Data about app and page elements
····················
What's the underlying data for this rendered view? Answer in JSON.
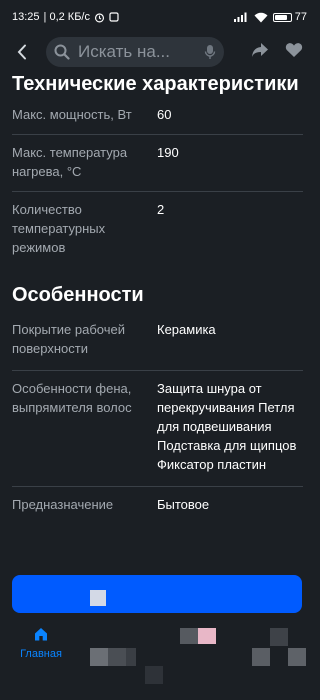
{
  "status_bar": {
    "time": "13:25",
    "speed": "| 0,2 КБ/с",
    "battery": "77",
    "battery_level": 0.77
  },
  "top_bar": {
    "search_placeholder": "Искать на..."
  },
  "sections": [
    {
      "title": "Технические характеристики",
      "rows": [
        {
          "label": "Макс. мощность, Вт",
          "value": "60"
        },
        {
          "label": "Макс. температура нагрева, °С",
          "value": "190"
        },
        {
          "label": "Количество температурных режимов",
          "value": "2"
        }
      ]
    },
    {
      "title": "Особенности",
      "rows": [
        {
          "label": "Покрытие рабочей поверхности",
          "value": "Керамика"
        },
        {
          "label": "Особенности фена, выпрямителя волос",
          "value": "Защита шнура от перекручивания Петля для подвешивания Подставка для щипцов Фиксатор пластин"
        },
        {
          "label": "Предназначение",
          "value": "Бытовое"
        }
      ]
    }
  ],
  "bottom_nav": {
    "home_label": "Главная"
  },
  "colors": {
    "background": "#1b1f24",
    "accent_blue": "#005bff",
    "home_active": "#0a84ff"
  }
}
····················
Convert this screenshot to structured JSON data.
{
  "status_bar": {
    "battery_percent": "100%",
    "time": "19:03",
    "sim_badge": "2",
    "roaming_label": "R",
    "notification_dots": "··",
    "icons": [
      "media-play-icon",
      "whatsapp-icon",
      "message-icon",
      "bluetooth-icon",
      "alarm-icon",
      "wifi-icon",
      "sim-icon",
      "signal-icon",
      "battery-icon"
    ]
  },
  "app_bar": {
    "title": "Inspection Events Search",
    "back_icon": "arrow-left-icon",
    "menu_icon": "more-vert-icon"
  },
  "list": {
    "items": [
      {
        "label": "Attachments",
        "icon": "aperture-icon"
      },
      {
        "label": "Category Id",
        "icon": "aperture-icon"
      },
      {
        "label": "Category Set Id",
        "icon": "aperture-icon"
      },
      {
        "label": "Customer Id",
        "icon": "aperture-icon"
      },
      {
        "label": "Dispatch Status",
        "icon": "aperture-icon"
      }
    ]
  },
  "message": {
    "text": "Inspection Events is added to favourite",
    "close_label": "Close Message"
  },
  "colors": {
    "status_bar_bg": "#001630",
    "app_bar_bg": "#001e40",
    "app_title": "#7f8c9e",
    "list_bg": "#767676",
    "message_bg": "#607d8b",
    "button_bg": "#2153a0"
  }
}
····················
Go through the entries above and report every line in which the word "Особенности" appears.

      "title": "Особенности",
          "label": "Особенности фена, выпрямителя волос",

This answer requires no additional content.